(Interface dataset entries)
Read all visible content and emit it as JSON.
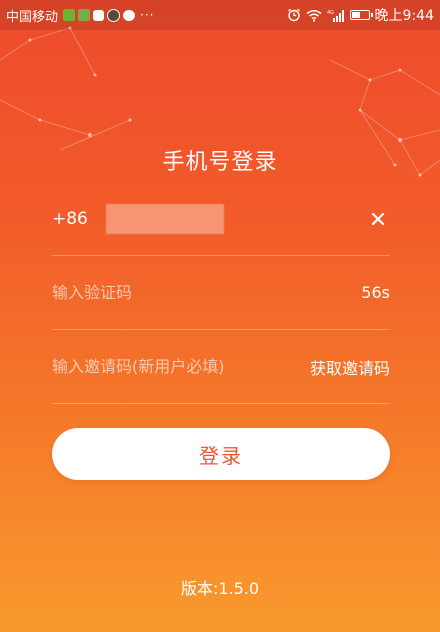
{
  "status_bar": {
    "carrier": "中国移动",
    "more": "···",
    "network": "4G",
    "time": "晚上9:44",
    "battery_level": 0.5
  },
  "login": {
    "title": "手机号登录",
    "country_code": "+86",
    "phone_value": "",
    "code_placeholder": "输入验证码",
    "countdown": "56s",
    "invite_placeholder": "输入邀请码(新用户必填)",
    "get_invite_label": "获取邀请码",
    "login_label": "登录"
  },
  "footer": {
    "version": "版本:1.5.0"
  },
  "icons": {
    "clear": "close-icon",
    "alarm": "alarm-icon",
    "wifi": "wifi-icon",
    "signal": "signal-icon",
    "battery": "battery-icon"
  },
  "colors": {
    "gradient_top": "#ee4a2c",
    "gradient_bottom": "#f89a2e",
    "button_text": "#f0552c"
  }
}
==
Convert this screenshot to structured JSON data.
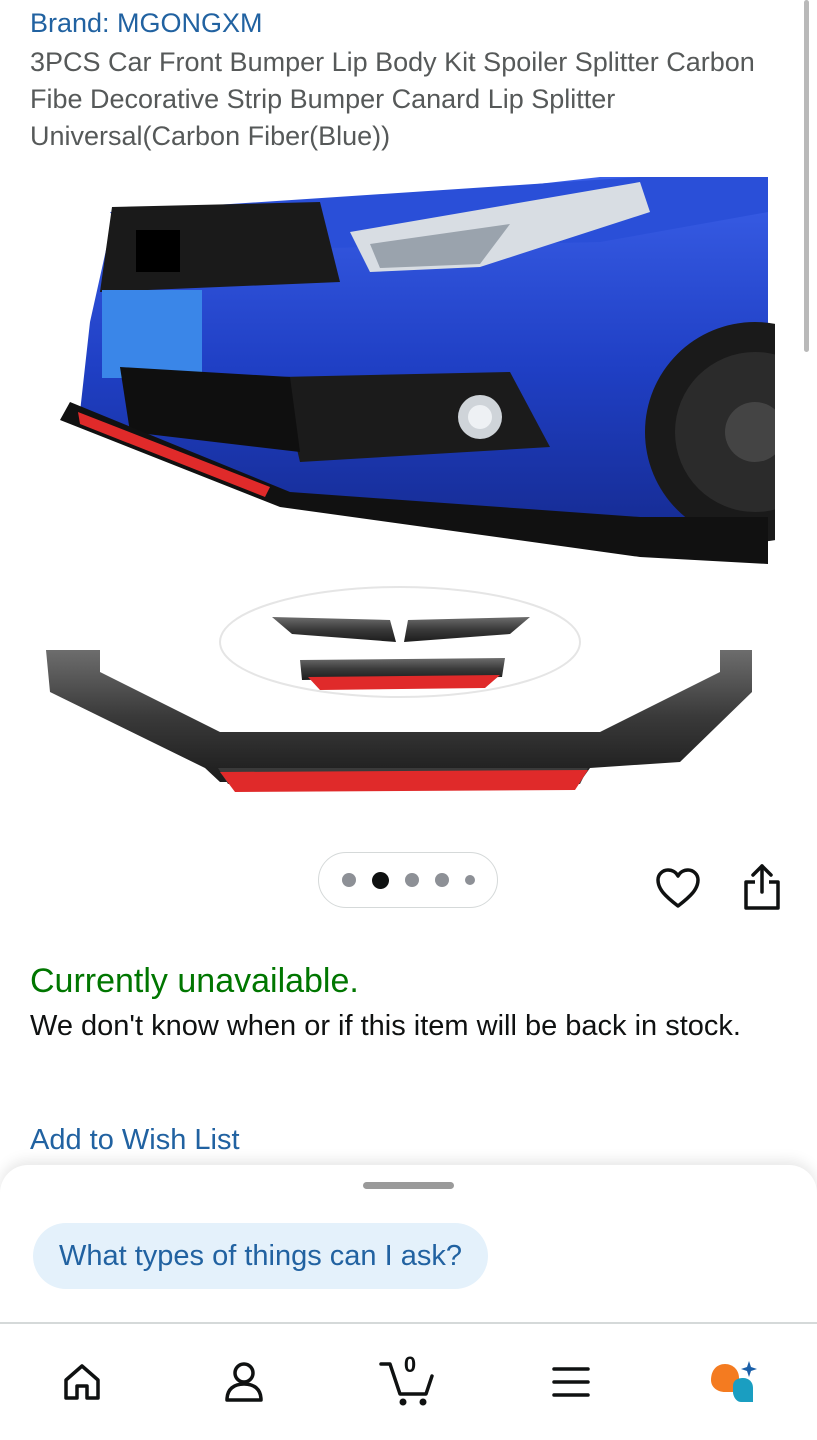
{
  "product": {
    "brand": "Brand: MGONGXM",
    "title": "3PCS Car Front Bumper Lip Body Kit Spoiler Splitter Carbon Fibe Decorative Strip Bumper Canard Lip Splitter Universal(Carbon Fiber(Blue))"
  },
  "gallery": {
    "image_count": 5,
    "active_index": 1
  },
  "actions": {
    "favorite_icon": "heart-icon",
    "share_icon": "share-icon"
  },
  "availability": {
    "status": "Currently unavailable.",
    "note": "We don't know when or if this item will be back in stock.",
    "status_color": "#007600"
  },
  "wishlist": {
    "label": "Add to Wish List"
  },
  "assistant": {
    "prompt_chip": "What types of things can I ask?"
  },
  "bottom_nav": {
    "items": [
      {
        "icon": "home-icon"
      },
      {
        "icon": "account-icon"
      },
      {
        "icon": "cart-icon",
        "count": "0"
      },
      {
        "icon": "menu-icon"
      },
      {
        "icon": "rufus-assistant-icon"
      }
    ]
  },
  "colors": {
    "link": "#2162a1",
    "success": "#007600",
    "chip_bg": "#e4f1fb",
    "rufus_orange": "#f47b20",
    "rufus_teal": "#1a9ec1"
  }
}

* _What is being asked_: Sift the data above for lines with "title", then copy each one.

* _Written solution_:
    "title": "手机号登录",
    "title": "3PCS Car Front Bumper Lip Body Kit Spoiler Splitter Carbon Fibe Decorative Strip Bumper Canard Lip Splitter Universal(Carbon Fiber(Blue))"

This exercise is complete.